Seattle brings back most of its disruptive defensive line, responsible for pressuring the quarterback and anchoring the league’s top run defense. Nose tackle Brandon Mebane left for the Chargers in free agency, and is expected to be replaced in the starting lineup by Jarran Reed, once Reed is healthy. Rotation player Jordan Hill, the 3-tech pass rusher, was recently waived, due to his inability to stay healthy. He is expected to be replaced by Quinton Jefferson. Pass rushing bookends Michael Bennett and Cliff Avril are back, and where the team loses Bruce Irvin on the defensive line, they gain more snaps from Frank Clark, who is poised to build on a productive rookie campaign. Cassius Marsh also figures into the defensive end rotation, provided he can effectively rush the passer. The Seahawks bring back Ahtyba Rubin, their base package 3-tech, and a key to their imposing run defense. Tony McDaniel has also been signed to provide depth at the 3-tech position. Should the rookies from this group integrate themselves well, this line can be even stronger than before.

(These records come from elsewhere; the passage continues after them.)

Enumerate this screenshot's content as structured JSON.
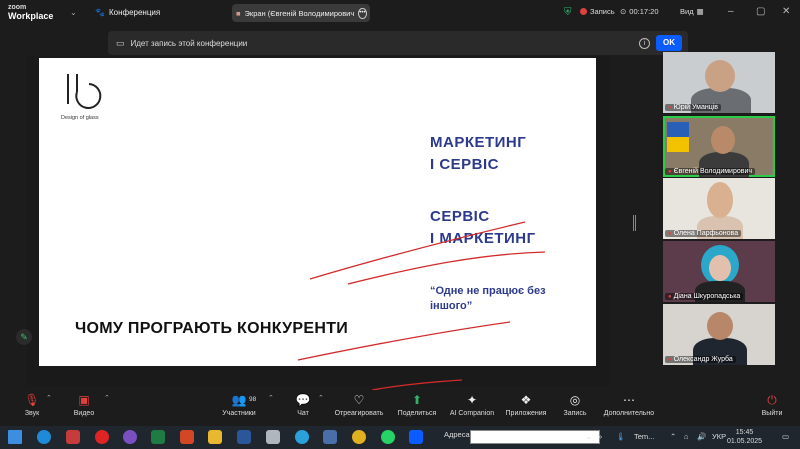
{
  "titlebar": {
    "logo_line1": "zoom",
    "logo_line2": "Workplace",
    "conference_label": "Конференция",
    "screen_share_label": "Экран (Євгеній Володимирович",
    "recording_label": "Запись",
    "timer": "00:17:20",
    "view_label": "Вид"
  },
  "banner": {
    "message": "Идет запись этой конференции",
    "ok_label": "OK"
  },
  "slide": {
    "logo_text": "Design of glass",
    "heading1_line1": "МАРКЕТИНГ",
    "heading1_line2": "І СЕРВІС",
    "heading2_line1": "СЕРВІС",
    "heading2_line2": "І МАРКЕТИНГ",
    "quote_line1": "“Одне не працює без",
    "quote_line2": "іншого”",
    "bottom_title": "ЧОМУ ПРОГРАЮТЬ КОНКУРЕНТИ"
  },
  "participants": [
    {
      "name": "Юрій Уманців",
      "active": false
    },
    {
      "name": "Євгеній Володимирович",
      "active": true
    },
    {
      "name": "Олена Парфьонова",
      "active": false
    },
    {
      "name": "Діана Шкуропадська",
      "active": false
    },
    {
      "name": "Олександр Журба",
      "active": false
    }
  ],
  "toolbar": {
    "audio": "Звук",
    "video": "Видео",
    "participants": "Участники",
    "participants_count": "98",
    "chat": "Чат",
    "react": "Отреагировать",
    "share": "Поделиться",
    "ai": "AI Companion",
    "apps": "Приложения",
    "record": "Запись",
    "more": "Дополнительно",
    "leave": "Выйти"
  },
  "taskbar": {
    "address_label": "Адреса",
    "weather": "Tem...",
    "language": "УКР",
    "time": "15:45",
    "date": "01.05.2025"
  },
  "colors": {
    "zoom_blue": "#0b5cff",
    "slide_text_blue": "#2c3a8c",
    "annotation_red": "#d22b2b",
    "active_speaker_green": "#2ccc4a"
  }
}
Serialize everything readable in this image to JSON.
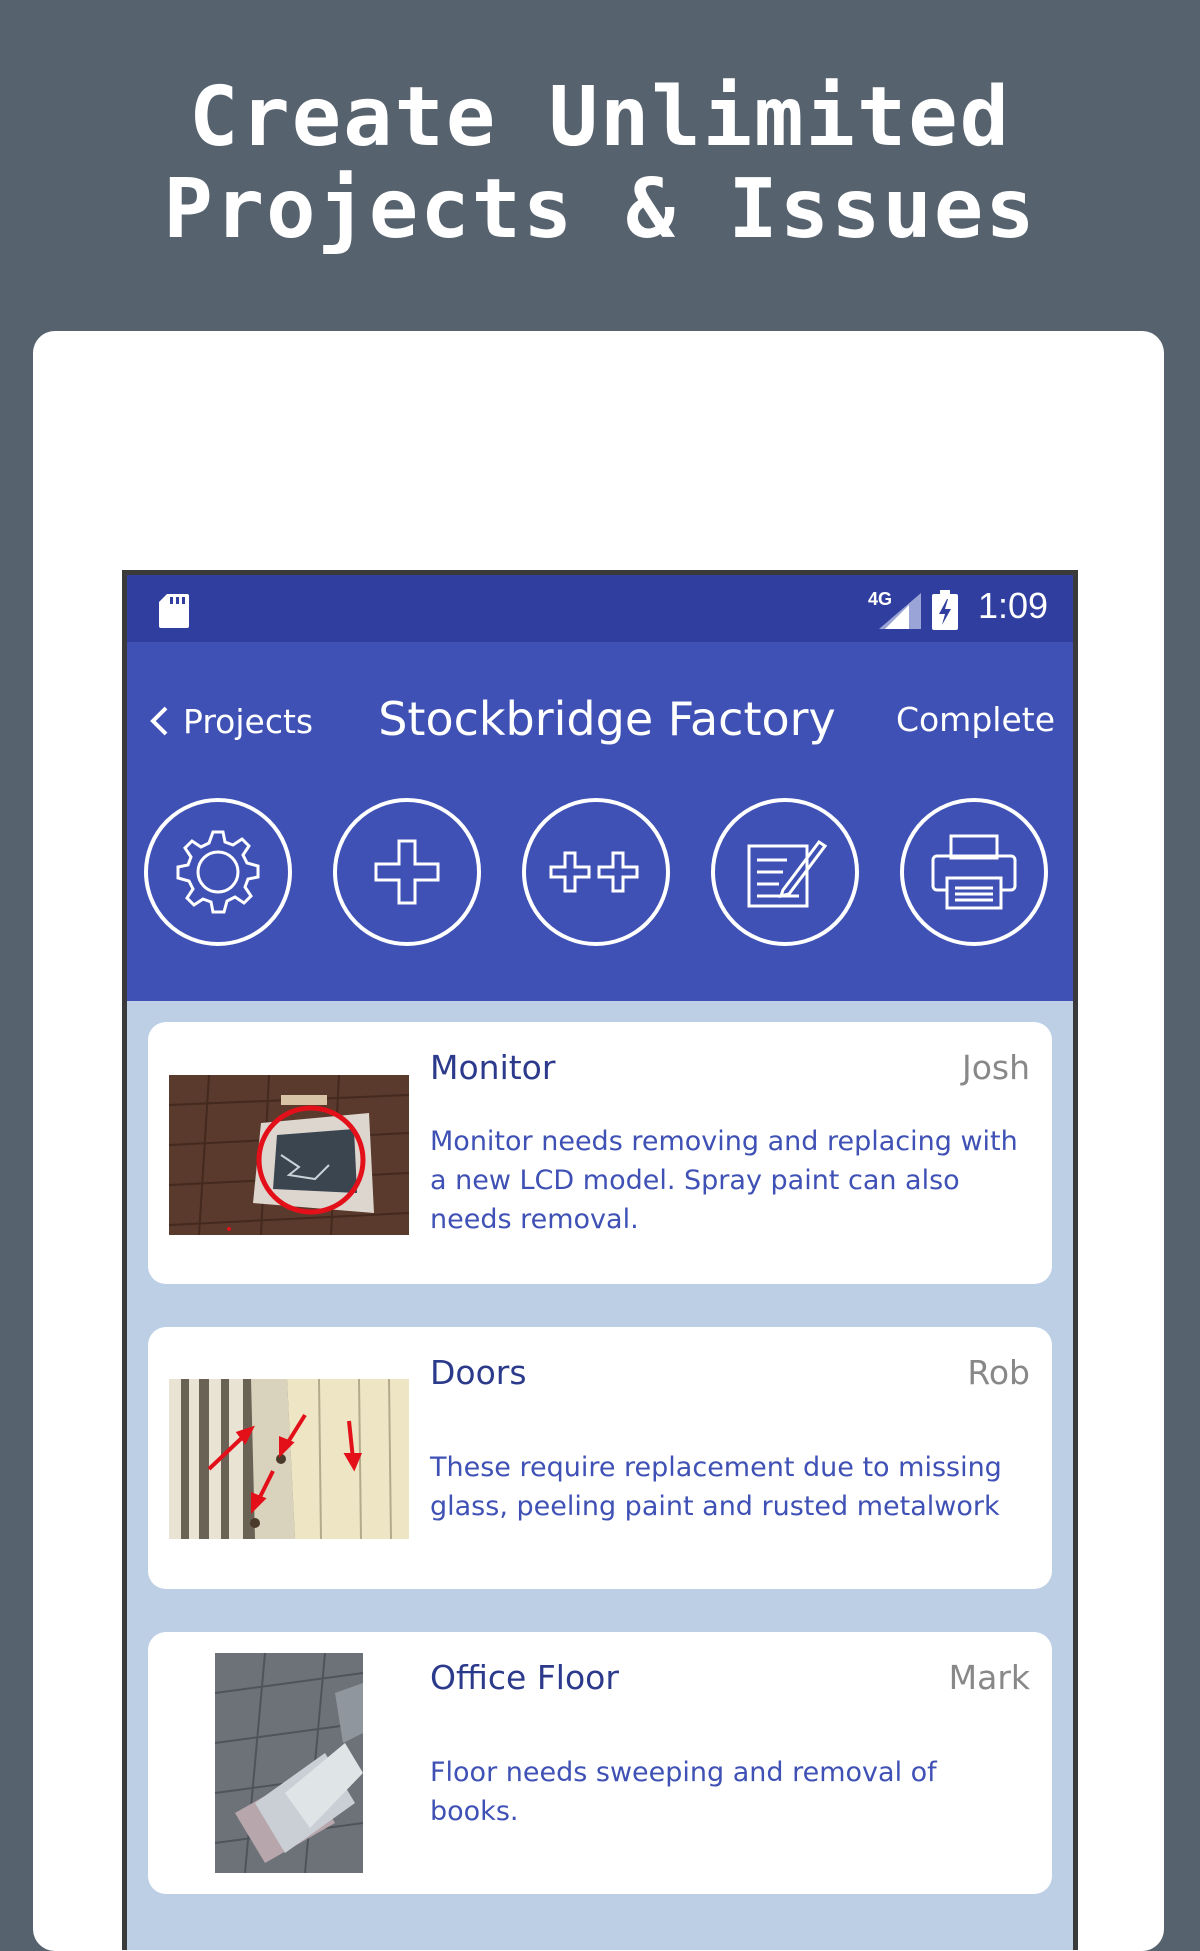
{
  "headline": {
    "line1": "Create Unlimited",
    "line2": "Projects & Issues"
  },
  "status_bar": {
    "network": "4G",
    "time": "1:09"
  },
  "toolbar": {
    "back_label": "Projects",
    "title": "Stockbridge Factory",
    "complete_label": "Complete"
  },
  "actions": [
    {
      "name": "settings",
      "icon": "gear-icon"
    },
    {
      "name": "add-issue",
      "icon": "plus-icon"
    },
    {
      "name": "add-multiple-issues",
      "icon": "double-plus-icon"
    },
    {
      "name": "edit-notes",
      "icon": "notepad-pen-icon"
    },
    {
      "name": "print",
      "icon": "printer-icon"
    }
  ],
  "issues": [
    {
      "title": "Monitor",
      "assignee": "Josh",
      "description": "Monitor needs removing and replacing with a new LCD model. Spray paint can also needs removal."
    },
    {
      "title": "Doors",
      "assignee": "Rob",
      "description": "These require replacement due to missing glass, peeling paint and rusted metalwork"
    },
    {
      "title": "Office Floor",
      "assignee": "Mark",
      "description": "Floor needs sweeping and removal of books."
    }
  ],
  "colors": {
    "background": "#56636f",
    "status_bar": "#303f9f",
    "toolbar": "#3f51b5",
    "list_background": "#bccfe4",
    "title_text": "#2c3a8c",
    "annotation": "#e3101a"
  }
}
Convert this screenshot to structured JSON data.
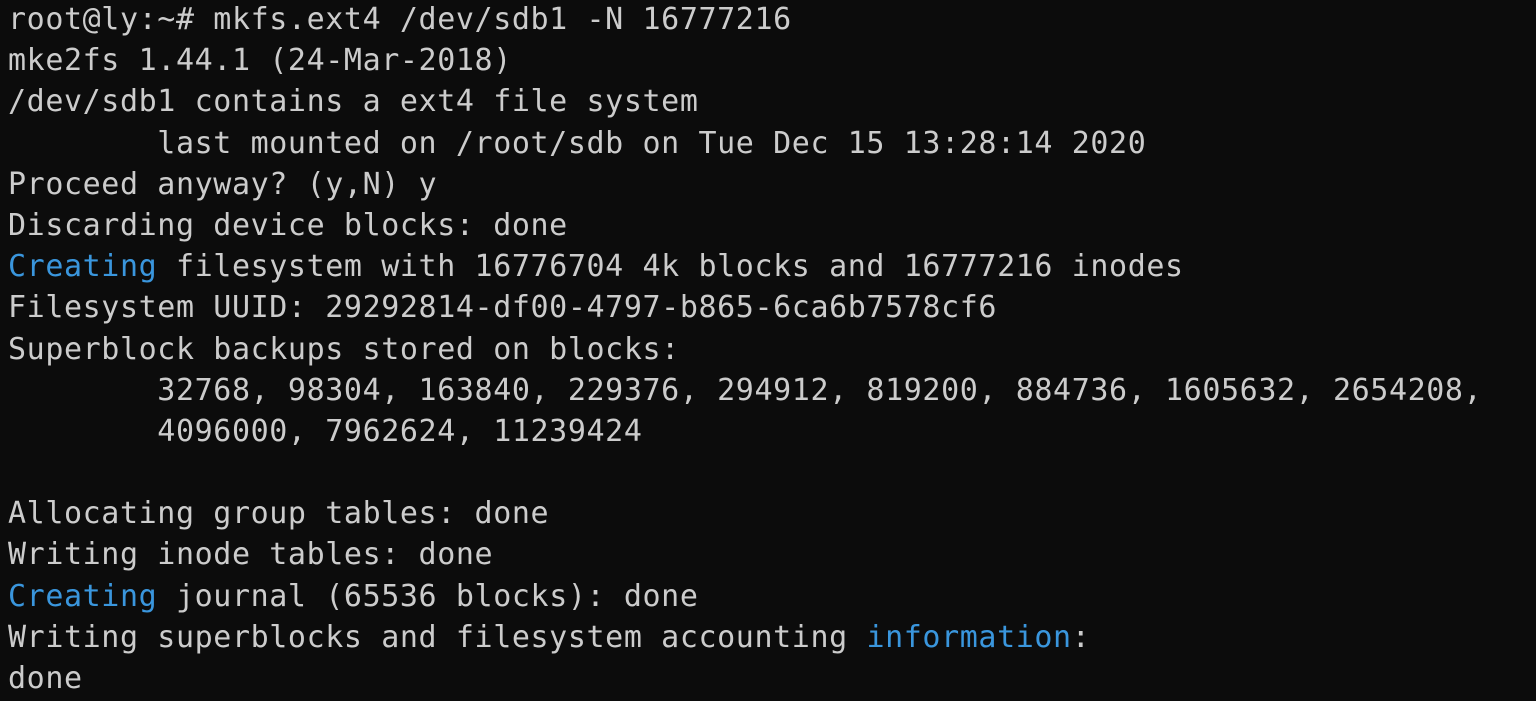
{
  "colors": {
    "background": "#0c0c0c",
    "foreground": "#cccccc",
    "highlight": "#3a96dd"
  },
  "lines": [
    {
      "text": "root@ly:~# mkfs.ext4 /dev/sdb1 -N 16777216"
    },
    {
      "text": "mke2fs 1.44.1 (24-Mar-2018)"
    },
    {
      "text": "/dev/sdb1 contains a ext4 file system"
    },
    {
      "text": "        last mounted on /root/sdb on Tue Dec 15 13:28:14 2020"
    },
    {
      "text": "Proceed anyway? (y,N) y"
    },
    {
      "text": "Discarding device blocks: done"
    },
    {
      "hl": "Creating",
      "text": " filesystem with 16776704 4k blocks and 16777216 inodes"
    },
    {
      "text": "Filesystem UUID: 29292814-df00-4797-b865-6ca6b7578cf6"
    },
    {
      "text": "Superblock backups stored on blocks:"
    },
    {
      "text": "        32768, 98304, 163840, 229376, 294912, 819200, 884736, 1605632, 2654208,"
    },
    {
      "text": "        4096000, 7962624, 11239424"
    },
    {
      "text": ""
    },
    {
      "text": "Allocating group tables: done"
    },
    {
      "text": "Writing inode tables: done"
    },
    {
      "hl": "Creating",
      "text": " journal (65536 blocks): done"
    },
    {
      "text": "Writing superblocks and filesystem accounting ",
      "hl2": "information",
      "tail": ":"
    },
    {
      "text": "done"
    }
  ]
}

There is virtually no change in this group, with only strong side linebacker Bruce Irvin departing. He is to be replaced by Mike Morgan. Led by Bobby Wagner and K.J. Wright, expect these linebackers to be thoroughly athletic, anywhere from solid to outstanding in coverage, and gather stops regularly.
The only major change in this group is the departure of Cary Williams, during the previous season. This was sorely needed. Jeremy Lane is back and healthy, DeShawn Shead has another year of experience playing cornerback, and Richard Sherman is still #25. Earl Thomas should bring yet another season of great centerfield play, and Kam Chancellor should bounce back after a down year last season. Marcus Burley was released in favor of keeping Tharold Simon, who should make plays if he finds his way onto the field (and stays healthy). Pete Carroll has finally relaxed the confines of his pass defense, freeing Richard Sherman to shadow elite receivers at will, also rotating Shead and Lane into different cornerback positions as needed. Expect this group to do what they do best; run with heavy cover-3 and man concepts, and limit playmaking opportunities for opposing receivers.
The NFC West is an ornery group – the 49ers are terrible, the Rams are terrible but prickly, and the Cardinals are explosive. If Chip Kelly has learned from his experience in Philadelphia, the 49ers could be a slightly tougher out than expected every week. The Cardinals made few moves, but return Tyrann Mathieu healthy (for now), and add Chandler Jones as a featured pass rusher. The Rams… have Aaron Donald, Robert Quinn, and Todd Gurley. Whether or not that translates into a team that can win, remains to be seen. If the Seahawks play to their capabilities, they can win this division, and its ultimate prize: home field advantage for a deep playoff run. However, if the Seahawks experience their fits and starts out the gate as they are prone to, they will end up behind the Cardinals, yet again. And I will have agita, yet again.
Prediction: 12-4, 1st in the NFC West